**Work to be completed**.
Looking at the data that follows, count the lines containing the word "submitted" and write down only that count.

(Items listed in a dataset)
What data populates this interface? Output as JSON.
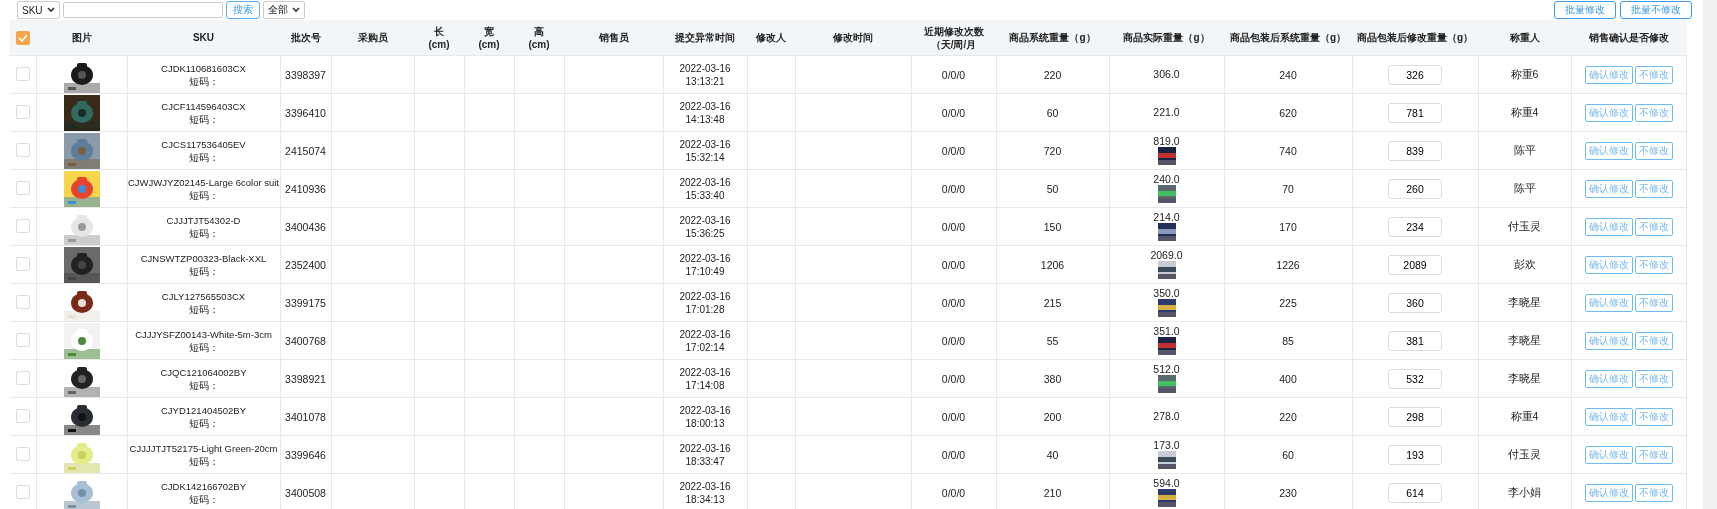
{
  "toolbar": {
    "search_type": "SKU",
    "search_button": "搜索",
    "filter": "全部",
    "batch_buttons": [
      "批量修改",
      "批量不修改"
    ]
  },
  "table": {
    "header_checked": true,
    "columns": [
      "图片",
      "SKU",
      "批次号",
      "采购员",
      "长 (cm)",
      "宽 (cm)",
      "高 (cm)",
      "销售员",
      "提交异常时间",
      "修改人",
      "修改时间",
      "近期修改次数（天/周/月",
      "商品系统重量（g）",
      "商品实际重量（g）",
      "商品包装后系统重量（g）",
      "商品包装后修改重量（g）",
      "称重人",
      "销售确认是否修改"
    ],
    "rows": [
      {
        "checked": false,
        "sku": "CJDK110681603CX",
        "short_code": "短码：",
        "batch": "3398397",
        "submitted": "2022-03-16 13:13:21",
        "recent_changes": "0/0/0",
        "system_weight": "220",
        "actual_weight": "306.0",
        "actual_photo": false,
        "packed_system_weight": "240",
        "packed_modified_weight": "326",
        "weigher": "称重6",
        "actions": [
          "确认修改",
          "不修改"
        ]
      },
      {
        "checked": false,
        "sku": "CJCF114596403CX",
        "short_code": "短码：",
        "batch": "3396410",
        "submitted": "2022-03-16 14:13:48",
        "recent_changes": "0/0/0",
        "system_weight": "60",
        "actual_weight": "221.0",
        "actual_photo": false,
        "packed_system_weight": "620",
        "packed_modified_weight": "781",
        "weigher": "称重4",
        "actions": [
          "确认修改",
          "不修改"
        ]
      },
      {
        "checked": false,
        "sku": "CJCS117536405EV",
        "short_code": "短码：",
        "batch": "2415074",
        "submitted": "2022-03-16 15:32:14",
        "recent_changes": "0/0/0",
        "system_weight": "720",
        "actual_weight": "819.0",
        "actual_photo": true,
        "packed_system_weight": "740",
        "packed_modified_weight": "839",
        "weigher": "陈平",
        "actions": [
          "确认修改",
          "不修改"
        ]
      },
      {
        "checked": false,
        "sku": "CJWJWJYZ02145-Large 6color suit",
        "short_code": "短码：",
        "batch": "2410936",
        "submitted": "2022-03-16 15:33:40",
        "recent_changes": "0/0/0",
        "system_weight": "50",
        "actual_weight": "240.0",
        "actual_photo": true,
        "packed_system_weight": "70",
        "packed_modified_weight": "260",
        "weigher": "陈平",
        "actions": [
          "确认修改",
          "不修改"
        ]
      },
      {
        "checked": false,
        "sku": "CJJJTJT54302-D",
        "short_code": "短码：",
        "batch": "3400436",
        "submitted": "2022-03-16 15:36:25",
        "recent_changes": "0/0/0",
        "system_weight": "150",
        "actual_weight": "214.0",
        "actual_photo": true,
        "packed_system_weight": "170",
        "packed_modified_weight": "234",
        "weigher": "付玉灵",
        "actions": [
          "确认修改",
          "不修改"
        ]
      },
      {
        "checked": false,
        "sku": "CJNSWTZP00323-Black-XXL",
        "short_code": "短码：",
        "batch": "2352400",
        "submitted": "2022-03-16 17:10:49",
        "recent_changes": "0/0/0",
        "system_weight": "1206",
        "actual_weight": "2069.0",
        "actual_photo": true,
        "packed_system_weight": "1226",
        "packed_modified_weight": "2089",
        "weigher": "彭欢",
        "actions": [
          "确认修改",
          "不修改"
        ]
      },
      {
        "checked": false,
        "sku": "CJLY127565503CX",
        "short_code": "短码：",
        "batch": "3399175",
        "submitted": "2022-03-16 17:01:28",
        "recent_changes": "0/0/0",
        "system_weight": "215",
        "actual_weight": "350.0",
        "actual_photo": true,
        "packed_system_weight": "225",
        "packed_modified_weight": "360",
        "weigher": "李晓星",
        "actions": [
          "确认修改",
          "不修改"
        ]
      },
      {
        "checked": false,
        "sku": "CJJJYSFZ00143-White-5m-3cm",
        "short_code": "短码：",
        "batch": "3400768",
        "submitted": "2022-03-16 17:02:14",
        "recent_changes": "0/0/0",
        "system_weight": "55",
        "actual_weight": "351.0",
        "actual_photo": true,
        "packed_system_weight": "85",
        "packed_modified_weight": "381",
        "weigher": "李晓星",
        "actions": [
          "确认修改",
          "不修改"
        ]
      },
      {
        "checked": false,
        "sku": "CJQC121064002BY",
        "short_code": "短码：",
        "batch": "3398921",
        "submitted": "2022-03-16 17:14:08",
        "recent_changes": "0/0/0",
        "system_weight": "380",
        "actual_weight": "512.0",
        "actual_photo": true,
        "packed_system_weight": "400",
        "packed_modified_weight": "532",
        "weigher": "李晓星",
        "actions": [
          "确认修改",
          "不修改"
        ]
      },
      {
        "checked": false,
        "sku": "CJYD121404502BY",
        "short_code": "短码：",
        "batch": "3401078",
        "submitted": "2022-03-16 18:00:13",
        "recent_changes": "0/0/0",
        "system_weight": "200",
        "actual_weight": "278.0",
        "actual_photo": false,
        "packed_system_weight": "220",
        "packed_modified_weight": "298",
        "weigher": "称重4",
        "actions": [
          "确认修改",
          "不修改"
        ]
      },
      {
        "checked": false,
        "sku": "CJJJJTJT52175-Light Green-20cm",
        "short_code": "短码：",
        "batch": "3399646",
        "submitted": "2022-03-16 18:33:47",
        "recent_changes": "0/0/0",
        "system_weight": "40",
        "actual_weight": "173.0",
        "actual_photo": true,
        "packed_system_weight": "60",
        "packed_modified_weight": "193",
        "weigher": "付玉灵",
        "actions": [
          "确认修改",
          "不修改"
        ]
      },
      {
        "checked": false,
        "sku": "CJDK142166702BY",
        "short_code": "短码：",
        "batch": "3400508",
        "submitted": "2022-03-16 18:34:13",
        "recent_changes": "0/0/0",
        "system_weight": "210",
        "actual_weight": "594.0",
        "actual_photo": true,
        "packed_system_weight": "230",
        "packed_modified_weight": "614",
        "weigher": "李小娟",
        "actions": [
          "确认修改",
          "不修改"
        ]
      }
    ]
  }
}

**Output for this task**.
12